§ What is being asked
Scan the records for the string "JSON". State how many lines contain it and add nothing.
▽
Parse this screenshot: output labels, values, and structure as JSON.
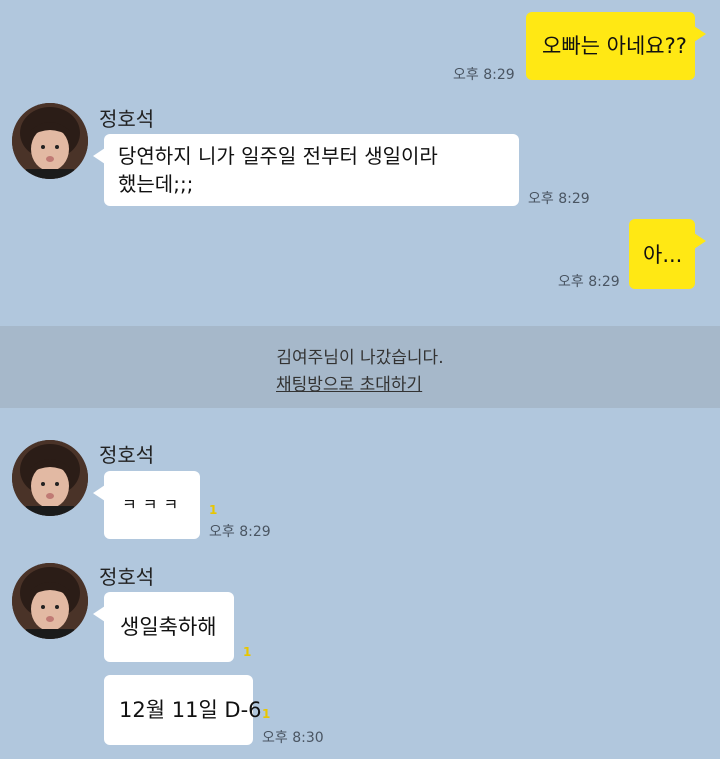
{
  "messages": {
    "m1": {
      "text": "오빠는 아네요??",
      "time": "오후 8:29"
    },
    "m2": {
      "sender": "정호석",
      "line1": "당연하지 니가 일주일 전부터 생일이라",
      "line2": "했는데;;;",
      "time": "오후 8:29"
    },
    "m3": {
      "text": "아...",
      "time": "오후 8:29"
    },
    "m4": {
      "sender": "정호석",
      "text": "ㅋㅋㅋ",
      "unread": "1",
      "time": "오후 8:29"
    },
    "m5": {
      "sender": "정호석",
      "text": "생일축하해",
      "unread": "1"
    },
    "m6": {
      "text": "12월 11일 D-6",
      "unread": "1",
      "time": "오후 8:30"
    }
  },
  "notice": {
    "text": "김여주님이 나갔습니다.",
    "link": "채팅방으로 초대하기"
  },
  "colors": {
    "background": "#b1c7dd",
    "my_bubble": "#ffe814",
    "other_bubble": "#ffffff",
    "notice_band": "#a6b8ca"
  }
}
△
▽
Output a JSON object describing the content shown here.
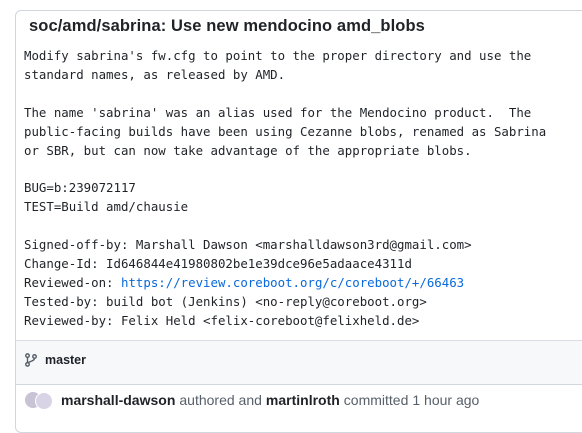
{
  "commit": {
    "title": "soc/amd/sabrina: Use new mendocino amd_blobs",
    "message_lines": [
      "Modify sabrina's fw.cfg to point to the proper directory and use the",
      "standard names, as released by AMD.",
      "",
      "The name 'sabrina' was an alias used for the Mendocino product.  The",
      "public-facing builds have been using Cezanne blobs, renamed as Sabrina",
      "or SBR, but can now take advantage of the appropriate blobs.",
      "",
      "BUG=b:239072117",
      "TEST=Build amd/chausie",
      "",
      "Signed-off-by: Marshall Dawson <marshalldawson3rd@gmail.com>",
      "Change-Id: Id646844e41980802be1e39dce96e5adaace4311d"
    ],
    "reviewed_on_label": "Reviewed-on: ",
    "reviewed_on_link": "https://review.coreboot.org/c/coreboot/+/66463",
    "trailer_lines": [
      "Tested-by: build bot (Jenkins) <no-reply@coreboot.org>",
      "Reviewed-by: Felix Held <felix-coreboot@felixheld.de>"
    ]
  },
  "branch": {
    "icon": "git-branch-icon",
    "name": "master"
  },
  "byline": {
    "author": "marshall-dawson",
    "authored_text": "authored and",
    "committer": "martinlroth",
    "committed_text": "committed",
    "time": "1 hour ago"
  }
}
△
§ Answer to this task
2